- **Exercise prompt**:
If a line in the data below holds the word "border", include it in the count. Give only the final number.

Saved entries
----
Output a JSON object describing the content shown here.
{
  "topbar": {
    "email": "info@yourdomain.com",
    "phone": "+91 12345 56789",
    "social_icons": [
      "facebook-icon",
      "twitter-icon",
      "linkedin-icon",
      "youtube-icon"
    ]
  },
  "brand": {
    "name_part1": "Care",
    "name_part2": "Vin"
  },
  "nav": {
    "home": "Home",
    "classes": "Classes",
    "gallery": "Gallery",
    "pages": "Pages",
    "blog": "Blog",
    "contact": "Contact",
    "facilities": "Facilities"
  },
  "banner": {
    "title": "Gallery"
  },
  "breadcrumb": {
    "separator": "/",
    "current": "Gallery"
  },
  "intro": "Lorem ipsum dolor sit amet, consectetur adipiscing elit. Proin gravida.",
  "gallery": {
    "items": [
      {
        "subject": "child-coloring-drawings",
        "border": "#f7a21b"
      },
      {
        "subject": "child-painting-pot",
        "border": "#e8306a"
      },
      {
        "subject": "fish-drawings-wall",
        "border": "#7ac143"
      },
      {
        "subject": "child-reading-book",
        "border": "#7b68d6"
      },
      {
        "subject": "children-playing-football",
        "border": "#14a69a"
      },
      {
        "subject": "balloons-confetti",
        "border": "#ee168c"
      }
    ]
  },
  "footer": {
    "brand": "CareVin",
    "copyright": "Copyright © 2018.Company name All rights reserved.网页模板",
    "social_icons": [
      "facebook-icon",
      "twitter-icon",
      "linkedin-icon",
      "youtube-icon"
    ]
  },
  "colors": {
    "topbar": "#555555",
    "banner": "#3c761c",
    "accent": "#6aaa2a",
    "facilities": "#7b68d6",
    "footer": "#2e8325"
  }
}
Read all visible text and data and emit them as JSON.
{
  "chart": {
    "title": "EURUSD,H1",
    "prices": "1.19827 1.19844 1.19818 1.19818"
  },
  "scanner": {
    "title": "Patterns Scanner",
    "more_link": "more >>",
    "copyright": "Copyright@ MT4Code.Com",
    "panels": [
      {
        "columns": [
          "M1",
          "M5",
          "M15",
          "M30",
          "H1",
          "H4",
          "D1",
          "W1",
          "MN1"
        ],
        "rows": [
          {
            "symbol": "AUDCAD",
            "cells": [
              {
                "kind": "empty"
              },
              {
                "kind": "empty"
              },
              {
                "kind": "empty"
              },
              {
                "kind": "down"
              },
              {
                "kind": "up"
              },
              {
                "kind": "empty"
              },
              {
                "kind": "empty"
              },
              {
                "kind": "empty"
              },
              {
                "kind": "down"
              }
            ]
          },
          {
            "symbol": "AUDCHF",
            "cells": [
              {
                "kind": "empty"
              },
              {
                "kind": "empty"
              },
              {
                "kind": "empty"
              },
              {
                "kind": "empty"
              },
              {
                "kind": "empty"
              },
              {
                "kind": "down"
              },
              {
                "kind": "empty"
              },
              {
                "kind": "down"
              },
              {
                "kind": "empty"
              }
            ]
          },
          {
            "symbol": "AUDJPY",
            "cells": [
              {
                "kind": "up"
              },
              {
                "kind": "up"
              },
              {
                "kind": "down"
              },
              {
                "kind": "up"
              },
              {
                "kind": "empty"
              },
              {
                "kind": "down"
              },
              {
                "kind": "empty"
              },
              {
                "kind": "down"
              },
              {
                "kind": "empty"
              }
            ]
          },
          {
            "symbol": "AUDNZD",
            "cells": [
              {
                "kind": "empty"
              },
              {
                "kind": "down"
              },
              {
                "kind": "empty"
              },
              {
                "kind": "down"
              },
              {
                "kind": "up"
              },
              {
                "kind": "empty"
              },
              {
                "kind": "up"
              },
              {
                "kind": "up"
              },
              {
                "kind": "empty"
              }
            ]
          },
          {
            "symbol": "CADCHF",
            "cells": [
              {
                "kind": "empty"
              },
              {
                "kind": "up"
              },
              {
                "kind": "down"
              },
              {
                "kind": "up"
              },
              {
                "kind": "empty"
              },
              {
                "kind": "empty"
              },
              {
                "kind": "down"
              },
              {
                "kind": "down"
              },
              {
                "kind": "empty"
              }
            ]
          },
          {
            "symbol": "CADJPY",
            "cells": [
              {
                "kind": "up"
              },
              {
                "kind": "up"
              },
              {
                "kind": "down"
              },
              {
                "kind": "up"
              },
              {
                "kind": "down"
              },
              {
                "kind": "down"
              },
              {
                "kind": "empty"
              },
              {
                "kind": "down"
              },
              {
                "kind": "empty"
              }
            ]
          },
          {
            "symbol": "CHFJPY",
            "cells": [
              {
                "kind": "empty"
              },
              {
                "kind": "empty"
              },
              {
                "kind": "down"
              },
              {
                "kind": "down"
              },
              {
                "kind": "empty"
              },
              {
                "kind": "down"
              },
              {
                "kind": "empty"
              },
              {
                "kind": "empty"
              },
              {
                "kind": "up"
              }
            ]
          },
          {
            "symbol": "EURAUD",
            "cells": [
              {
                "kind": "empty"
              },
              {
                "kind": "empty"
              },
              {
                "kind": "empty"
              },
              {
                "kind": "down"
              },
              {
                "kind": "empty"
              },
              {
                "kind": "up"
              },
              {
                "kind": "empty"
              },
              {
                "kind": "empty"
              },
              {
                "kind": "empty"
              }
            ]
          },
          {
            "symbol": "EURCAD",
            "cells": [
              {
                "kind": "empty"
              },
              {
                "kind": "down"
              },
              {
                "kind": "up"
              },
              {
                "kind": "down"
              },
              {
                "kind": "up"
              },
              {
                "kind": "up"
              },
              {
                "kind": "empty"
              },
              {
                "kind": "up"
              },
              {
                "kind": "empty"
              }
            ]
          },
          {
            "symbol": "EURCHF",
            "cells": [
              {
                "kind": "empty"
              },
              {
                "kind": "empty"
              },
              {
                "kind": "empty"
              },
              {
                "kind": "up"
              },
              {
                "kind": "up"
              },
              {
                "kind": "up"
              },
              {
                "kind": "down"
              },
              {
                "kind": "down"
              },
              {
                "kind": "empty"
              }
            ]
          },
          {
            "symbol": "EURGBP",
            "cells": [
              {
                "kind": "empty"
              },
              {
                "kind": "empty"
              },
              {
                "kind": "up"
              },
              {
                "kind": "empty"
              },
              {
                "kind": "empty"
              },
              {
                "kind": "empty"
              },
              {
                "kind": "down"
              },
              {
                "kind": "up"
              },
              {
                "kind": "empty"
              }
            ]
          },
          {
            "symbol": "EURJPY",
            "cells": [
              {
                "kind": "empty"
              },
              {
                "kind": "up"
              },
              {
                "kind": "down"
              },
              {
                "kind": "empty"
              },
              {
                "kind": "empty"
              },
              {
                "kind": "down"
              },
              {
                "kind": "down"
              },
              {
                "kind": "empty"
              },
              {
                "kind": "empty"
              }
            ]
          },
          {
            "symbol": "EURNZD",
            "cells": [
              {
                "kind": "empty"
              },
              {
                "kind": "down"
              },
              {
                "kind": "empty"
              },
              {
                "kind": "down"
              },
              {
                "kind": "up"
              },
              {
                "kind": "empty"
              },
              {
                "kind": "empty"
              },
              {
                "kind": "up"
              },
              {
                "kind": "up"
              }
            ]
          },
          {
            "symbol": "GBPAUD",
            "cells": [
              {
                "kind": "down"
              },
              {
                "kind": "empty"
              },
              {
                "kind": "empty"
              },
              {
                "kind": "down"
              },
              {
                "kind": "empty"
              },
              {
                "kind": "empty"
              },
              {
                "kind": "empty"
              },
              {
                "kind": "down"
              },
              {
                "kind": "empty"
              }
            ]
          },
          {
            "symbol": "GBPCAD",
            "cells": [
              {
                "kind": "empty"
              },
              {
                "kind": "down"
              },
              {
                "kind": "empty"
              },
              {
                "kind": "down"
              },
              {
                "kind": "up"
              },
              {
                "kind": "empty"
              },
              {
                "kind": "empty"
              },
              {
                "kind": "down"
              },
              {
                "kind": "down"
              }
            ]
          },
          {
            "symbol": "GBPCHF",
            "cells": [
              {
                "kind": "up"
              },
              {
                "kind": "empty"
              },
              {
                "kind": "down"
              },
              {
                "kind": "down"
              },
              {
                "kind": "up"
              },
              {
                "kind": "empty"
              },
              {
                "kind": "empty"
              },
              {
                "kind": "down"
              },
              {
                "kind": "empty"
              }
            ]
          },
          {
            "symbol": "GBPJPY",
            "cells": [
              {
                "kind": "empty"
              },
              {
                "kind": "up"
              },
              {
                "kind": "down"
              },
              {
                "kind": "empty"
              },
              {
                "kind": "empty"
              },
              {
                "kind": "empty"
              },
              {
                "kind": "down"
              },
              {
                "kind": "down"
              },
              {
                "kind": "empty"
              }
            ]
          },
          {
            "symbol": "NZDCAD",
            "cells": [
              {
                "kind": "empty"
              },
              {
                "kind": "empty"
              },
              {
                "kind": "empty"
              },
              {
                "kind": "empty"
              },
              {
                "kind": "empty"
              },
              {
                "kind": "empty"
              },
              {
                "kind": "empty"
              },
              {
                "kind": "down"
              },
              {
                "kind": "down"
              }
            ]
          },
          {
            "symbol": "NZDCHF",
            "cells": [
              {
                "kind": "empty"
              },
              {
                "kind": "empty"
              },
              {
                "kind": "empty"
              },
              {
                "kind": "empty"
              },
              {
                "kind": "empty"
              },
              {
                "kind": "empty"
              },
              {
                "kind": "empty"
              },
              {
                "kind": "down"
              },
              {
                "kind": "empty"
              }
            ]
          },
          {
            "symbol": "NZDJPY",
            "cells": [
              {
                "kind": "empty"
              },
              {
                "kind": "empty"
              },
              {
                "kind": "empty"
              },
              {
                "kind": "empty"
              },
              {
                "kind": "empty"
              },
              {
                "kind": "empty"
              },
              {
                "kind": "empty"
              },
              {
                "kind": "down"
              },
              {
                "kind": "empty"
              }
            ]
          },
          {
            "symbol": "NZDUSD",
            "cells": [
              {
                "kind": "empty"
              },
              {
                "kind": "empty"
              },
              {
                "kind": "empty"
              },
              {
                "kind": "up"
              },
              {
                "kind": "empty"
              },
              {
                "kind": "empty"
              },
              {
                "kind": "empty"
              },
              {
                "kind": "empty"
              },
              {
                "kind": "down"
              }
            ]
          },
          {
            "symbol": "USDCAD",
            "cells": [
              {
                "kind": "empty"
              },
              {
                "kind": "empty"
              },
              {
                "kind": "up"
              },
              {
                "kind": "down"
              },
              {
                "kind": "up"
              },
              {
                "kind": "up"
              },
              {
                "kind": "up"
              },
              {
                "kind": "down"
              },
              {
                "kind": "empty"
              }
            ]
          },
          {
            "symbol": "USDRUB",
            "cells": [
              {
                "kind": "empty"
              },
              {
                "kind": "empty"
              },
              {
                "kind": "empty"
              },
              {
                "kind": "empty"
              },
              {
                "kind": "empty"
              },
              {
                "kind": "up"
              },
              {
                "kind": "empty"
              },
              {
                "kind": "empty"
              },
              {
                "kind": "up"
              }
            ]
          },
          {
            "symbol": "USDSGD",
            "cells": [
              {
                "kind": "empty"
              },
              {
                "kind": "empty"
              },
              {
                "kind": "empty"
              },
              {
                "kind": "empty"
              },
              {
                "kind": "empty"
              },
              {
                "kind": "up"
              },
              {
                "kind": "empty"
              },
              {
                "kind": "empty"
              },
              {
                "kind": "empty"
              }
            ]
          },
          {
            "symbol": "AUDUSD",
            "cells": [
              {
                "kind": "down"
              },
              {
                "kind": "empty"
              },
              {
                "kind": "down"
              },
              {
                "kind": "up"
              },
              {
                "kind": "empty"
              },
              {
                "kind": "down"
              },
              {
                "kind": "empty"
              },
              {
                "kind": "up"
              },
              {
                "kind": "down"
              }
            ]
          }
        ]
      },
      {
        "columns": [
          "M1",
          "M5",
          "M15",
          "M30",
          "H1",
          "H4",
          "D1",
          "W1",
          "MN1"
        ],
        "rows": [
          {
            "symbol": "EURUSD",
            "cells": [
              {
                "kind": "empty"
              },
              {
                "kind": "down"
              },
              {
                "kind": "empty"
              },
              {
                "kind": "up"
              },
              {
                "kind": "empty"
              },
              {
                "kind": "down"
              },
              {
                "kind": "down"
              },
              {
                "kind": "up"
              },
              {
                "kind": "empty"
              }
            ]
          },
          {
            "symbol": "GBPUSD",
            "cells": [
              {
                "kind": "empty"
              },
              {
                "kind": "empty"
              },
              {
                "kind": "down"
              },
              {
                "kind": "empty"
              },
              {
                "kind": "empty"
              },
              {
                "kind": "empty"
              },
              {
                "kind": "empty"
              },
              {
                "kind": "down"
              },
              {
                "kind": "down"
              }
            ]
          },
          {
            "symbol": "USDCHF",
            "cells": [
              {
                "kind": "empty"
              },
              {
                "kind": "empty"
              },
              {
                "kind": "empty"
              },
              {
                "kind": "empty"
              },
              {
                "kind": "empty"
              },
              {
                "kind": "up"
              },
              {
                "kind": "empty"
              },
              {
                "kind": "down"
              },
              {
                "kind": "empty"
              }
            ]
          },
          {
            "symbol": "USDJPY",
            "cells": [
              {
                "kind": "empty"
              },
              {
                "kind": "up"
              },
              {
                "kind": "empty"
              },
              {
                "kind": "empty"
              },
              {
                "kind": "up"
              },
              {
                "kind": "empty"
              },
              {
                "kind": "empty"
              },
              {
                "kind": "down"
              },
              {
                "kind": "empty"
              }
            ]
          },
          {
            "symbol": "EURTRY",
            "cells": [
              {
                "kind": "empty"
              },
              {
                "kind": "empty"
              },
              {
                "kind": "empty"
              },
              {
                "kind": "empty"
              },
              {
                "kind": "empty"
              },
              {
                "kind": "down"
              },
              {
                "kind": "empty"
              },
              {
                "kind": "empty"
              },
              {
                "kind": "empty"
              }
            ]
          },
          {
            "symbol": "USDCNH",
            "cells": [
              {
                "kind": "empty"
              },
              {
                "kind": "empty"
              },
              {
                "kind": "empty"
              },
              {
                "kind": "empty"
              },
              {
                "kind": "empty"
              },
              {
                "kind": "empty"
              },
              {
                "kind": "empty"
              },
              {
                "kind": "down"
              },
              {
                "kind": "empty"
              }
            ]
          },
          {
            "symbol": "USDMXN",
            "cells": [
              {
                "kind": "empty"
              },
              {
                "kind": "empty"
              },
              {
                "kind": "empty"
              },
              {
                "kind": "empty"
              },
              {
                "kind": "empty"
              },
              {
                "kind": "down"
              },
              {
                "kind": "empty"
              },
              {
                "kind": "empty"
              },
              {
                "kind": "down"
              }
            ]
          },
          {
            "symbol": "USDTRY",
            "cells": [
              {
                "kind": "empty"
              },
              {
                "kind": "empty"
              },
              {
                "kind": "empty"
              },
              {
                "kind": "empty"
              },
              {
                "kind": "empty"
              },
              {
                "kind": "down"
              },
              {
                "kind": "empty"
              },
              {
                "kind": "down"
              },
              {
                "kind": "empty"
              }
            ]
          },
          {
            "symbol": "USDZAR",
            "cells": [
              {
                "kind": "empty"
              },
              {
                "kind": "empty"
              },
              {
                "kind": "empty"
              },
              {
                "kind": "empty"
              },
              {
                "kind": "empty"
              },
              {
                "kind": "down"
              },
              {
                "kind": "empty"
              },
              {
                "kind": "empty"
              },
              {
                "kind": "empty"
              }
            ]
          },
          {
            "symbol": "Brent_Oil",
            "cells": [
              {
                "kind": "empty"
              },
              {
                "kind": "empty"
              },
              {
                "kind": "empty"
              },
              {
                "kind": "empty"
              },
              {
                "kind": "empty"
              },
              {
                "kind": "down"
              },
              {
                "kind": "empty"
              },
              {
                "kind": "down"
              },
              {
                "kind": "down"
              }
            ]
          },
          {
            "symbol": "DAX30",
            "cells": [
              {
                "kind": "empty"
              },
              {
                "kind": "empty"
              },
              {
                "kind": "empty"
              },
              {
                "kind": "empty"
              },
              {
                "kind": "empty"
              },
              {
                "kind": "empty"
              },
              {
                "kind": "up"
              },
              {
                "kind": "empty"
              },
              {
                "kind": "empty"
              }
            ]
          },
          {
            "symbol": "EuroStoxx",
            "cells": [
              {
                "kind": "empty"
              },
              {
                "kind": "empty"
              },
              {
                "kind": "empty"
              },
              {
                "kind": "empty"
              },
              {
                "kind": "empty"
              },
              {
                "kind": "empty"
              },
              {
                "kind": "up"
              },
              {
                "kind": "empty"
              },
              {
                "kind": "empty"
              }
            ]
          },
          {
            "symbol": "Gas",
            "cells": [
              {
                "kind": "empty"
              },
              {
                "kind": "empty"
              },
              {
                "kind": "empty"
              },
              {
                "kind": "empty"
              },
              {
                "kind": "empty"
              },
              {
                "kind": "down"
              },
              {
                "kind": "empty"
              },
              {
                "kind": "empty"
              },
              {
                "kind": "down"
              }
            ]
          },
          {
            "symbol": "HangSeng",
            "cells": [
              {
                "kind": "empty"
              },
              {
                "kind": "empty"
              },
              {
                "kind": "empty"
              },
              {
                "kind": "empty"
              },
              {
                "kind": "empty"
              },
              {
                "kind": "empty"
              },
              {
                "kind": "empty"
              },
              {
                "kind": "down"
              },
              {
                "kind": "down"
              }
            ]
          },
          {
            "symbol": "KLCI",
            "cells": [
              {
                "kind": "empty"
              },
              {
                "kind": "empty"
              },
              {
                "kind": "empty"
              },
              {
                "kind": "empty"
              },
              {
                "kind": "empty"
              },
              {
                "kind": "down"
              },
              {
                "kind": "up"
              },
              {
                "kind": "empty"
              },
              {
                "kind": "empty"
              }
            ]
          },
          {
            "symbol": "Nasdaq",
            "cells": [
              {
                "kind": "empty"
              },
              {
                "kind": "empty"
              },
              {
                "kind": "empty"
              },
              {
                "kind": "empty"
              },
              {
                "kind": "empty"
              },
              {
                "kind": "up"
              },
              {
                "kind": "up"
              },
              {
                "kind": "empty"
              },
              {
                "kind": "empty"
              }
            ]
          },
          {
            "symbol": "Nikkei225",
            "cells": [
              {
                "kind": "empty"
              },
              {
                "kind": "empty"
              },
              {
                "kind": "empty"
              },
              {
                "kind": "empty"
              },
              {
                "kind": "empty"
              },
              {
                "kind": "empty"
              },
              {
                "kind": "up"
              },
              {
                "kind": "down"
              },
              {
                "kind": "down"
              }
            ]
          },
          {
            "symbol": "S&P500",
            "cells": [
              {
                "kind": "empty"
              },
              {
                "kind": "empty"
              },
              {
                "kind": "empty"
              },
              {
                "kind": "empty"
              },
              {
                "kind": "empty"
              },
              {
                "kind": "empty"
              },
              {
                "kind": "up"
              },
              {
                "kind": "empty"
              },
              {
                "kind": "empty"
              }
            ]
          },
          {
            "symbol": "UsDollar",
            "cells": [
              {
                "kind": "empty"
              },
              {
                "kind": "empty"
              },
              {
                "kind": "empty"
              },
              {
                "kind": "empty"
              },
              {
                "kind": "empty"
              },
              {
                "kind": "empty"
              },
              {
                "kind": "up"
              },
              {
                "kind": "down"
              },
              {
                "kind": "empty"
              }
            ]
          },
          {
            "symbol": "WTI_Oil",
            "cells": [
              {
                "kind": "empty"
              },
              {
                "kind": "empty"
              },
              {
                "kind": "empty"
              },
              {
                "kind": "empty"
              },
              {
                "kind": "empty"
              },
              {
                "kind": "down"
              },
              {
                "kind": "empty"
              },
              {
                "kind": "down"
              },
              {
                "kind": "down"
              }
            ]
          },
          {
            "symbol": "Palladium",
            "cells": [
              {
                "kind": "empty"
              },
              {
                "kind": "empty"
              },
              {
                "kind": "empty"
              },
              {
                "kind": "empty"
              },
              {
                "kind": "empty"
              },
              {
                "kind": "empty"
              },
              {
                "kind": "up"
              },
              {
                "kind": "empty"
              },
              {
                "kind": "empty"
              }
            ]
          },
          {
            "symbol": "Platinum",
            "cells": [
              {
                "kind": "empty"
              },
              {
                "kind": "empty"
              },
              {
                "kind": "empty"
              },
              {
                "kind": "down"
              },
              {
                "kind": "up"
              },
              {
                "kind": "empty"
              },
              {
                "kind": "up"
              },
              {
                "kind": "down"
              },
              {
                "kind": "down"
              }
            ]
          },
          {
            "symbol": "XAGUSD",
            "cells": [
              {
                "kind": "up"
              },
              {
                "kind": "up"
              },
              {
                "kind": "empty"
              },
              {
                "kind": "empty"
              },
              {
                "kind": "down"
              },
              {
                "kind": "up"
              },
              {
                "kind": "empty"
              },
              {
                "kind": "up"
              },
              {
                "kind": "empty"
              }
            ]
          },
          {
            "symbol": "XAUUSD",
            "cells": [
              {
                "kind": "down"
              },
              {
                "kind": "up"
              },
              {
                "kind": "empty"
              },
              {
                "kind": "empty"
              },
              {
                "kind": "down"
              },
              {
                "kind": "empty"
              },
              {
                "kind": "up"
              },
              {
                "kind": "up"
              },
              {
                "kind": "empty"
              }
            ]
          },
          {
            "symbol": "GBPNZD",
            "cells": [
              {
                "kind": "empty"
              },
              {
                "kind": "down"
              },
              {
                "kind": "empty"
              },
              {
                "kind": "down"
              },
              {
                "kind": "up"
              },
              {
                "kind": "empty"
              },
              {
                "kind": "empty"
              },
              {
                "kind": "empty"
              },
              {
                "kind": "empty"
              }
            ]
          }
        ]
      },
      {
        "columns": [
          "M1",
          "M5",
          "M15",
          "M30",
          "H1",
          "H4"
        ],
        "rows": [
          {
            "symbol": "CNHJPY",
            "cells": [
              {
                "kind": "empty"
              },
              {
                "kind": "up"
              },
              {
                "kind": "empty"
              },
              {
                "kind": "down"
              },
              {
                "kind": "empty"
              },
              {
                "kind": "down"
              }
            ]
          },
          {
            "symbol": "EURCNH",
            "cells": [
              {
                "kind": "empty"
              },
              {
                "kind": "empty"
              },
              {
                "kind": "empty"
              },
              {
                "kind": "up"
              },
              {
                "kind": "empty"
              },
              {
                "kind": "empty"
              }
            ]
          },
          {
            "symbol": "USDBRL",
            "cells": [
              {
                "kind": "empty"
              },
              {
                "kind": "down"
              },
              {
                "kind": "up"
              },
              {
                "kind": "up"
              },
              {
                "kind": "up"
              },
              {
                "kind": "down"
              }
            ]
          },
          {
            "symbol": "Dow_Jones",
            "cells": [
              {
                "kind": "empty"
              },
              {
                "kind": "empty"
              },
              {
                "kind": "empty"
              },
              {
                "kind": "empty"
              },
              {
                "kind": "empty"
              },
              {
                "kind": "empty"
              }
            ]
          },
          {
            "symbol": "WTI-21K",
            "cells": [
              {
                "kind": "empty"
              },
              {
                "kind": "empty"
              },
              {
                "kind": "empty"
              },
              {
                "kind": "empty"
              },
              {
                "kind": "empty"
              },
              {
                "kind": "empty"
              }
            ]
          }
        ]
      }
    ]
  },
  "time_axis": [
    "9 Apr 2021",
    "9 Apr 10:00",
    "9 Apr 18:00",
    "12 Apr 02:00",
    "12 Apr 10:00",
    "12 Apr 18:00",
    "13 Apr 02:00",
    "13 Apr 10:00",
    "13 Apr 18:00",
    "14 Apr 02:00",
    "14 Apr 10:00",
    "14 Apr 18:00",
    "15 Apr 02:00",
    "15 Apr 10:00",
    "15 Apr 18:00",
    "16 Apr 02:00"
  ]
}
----
- **Expected answer**:
6